Štěpánka Endrle: In my opinion, new trends are not in conflict with nature conservation, but are primarily intended for urban environments.
Tomáš Klanc: I have already partially answered the question. As for green roofs, water management and other energy-saving approaches, this is an obvious response to the current situation – the need to cope with global temperature change. We need to realise that investors in such projects are generally well educated, and thanks to their good architects, they understand architecture in a broader context. They are aware of the fact that we have borrowed the planet from our children, and they approach environmental issues with humility. The only problem I see is that it is not possible to use standard black photovoltaic panels – which is good. But we are starting to see first examples of photovoltaic systems concealed in roof tiles or in corrugated roofing, which provide the function but, at the same time, cannot be seen.
Vojtěch Rýzner: Today, architecture is faced with the concepts of sustainability and environmental friendliness on a daily basis. This also applies to construction projects and interventions outside protected areas. I also count among modern approaches, for example, the return to some old architecture and building principles which took into account, understood and used various natural factors. The Plasy monastery is a great example, where Santini used simple laws of nature to build a system that would be very difficult to build with the use of current technologies. Such approaches can generally be more helpful than new technologies or materials.
Kamil Mrva: We always take the history and traditional materials of the given region as our starting point. We adhere to my mentor, Karel Prager’s motto: “The place determines the story”. We like to use materials in their natural form: wood, stone, brick, glass and architectural concrete – and not only in the landscape.
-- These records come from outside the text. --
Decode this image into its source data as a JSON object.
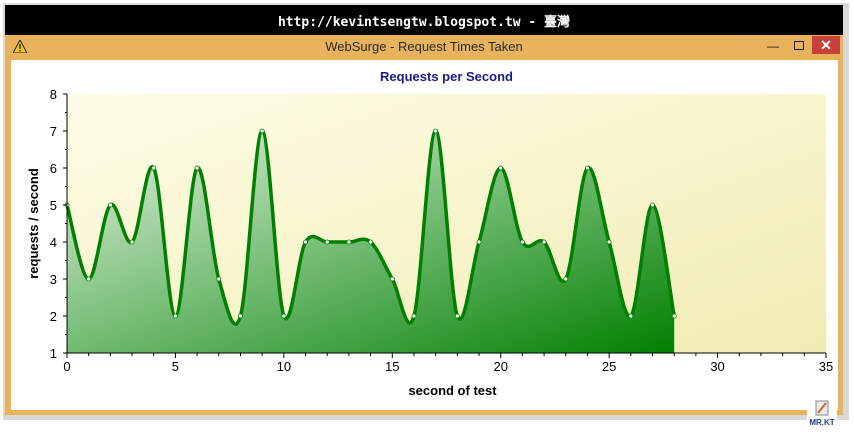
{
  "banner": {
    "text": "http://kevintsengtw.blogspot.tw - 臺灣"
  },
  "window": {
    "title": "WebSurge - Request Times Taken",
    "min_glyph": "—",
    "close_glyph": "✕"
  },
  "logo": {
    "text": "MR.KT"
  },
  "colors": {
    "accent": "#008000",
    "plot_bg": "#fcfad8",
    "title": "#1a1a8c",
    "titlebar": "#e8b35c",
    "close": "#c7413a"
  },
  "chart_data": {
    "type": "area",
    "title": "Requests per Second",
    "xlabel": "second of test",
    "ylabel": "requests / second",
    "xlim": [
      0,
      35
    ],
    "ylim": [
      1,
      8
    ],
    "xticks": [
      0,
      5,
      10,
      15,
      20,
      25,
      30,
      35
    ],
    "yticks": [
      1,
      2,
      3,
      4,
      5,
      6,
      7,
      8
    ],
    "grid": false,
    "x": [
      0,
      1,
      2,
      3,
      4,
      5,
      6,
      7,
      8,
      9,
      10,
      11,
      12,
      13,
      14,
      15,
      16,
      17,
      18,
      19,
      20,
      21,
      22,
      23,
      24,
      25,
      26,
      27,
      28
    ],
    "values": [
      5,
      3,
      5,
      4,
      6,
      2,
      6,
      3,
      2,
      7,
      2,
      4,
      4,
      4,
      4,
      3,
      2,
      7,
      2,
      4,
      6,
      4,
      4,
      3,
      6,
      4,
      2,
      5,
      2
    ]
  }
}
Pavel Plánička: The landscape, along with human settlements, was formed long before we started trying to protect it. In the past, humans behaved in a pragmatic way, but they probably realised, much more than we do now, that they absolutely needed the landscape and were part of it. And, of course, they also had much weaker tools to destroy the environment. Pragmatism, a limited choice of available materials and technologies and, perhaps, a better awareness created environments and landscapes that we now perceive as harmonious and would like to follow up on, or at least maintain. Unfortunately, we can’t. The expanded range of material and technology options, the availability of everything, the lack of sensitivity and non-superficial goals make it impossible for us to follow up on the development of many centuries. And it is not in the power of protected landscape area managers or any other conservationists to compensate for this handicap of ours. We have little choice but to do our best. And this is clearly happening.
Speaking about design projects in protected areas, is there anything else you would like to add?
Tomáš Klanc: I wanted to say that good examples can impact the whole region. Malá Úpa in the Giant Mountains is a typical example. At first, there were two nice cottages designed by well-known architects – like two Cinderellas. Then a number of property owners in the area got inspired by them, and many other new buildings have been built in a similar contemporary style.
Kamil Mrva: I would like to mention simplicity, tidiness and, above all, maintenance. Sometimes it is enough to clean and tidy up, and to rediscover the work of our ancestors. I am now travelling in North America, and it is incredible to see how people here treat nature, how they take care of gardens, parks and their surroundings.
Text: Filip Grygera for ARCHITECT+ magazine 37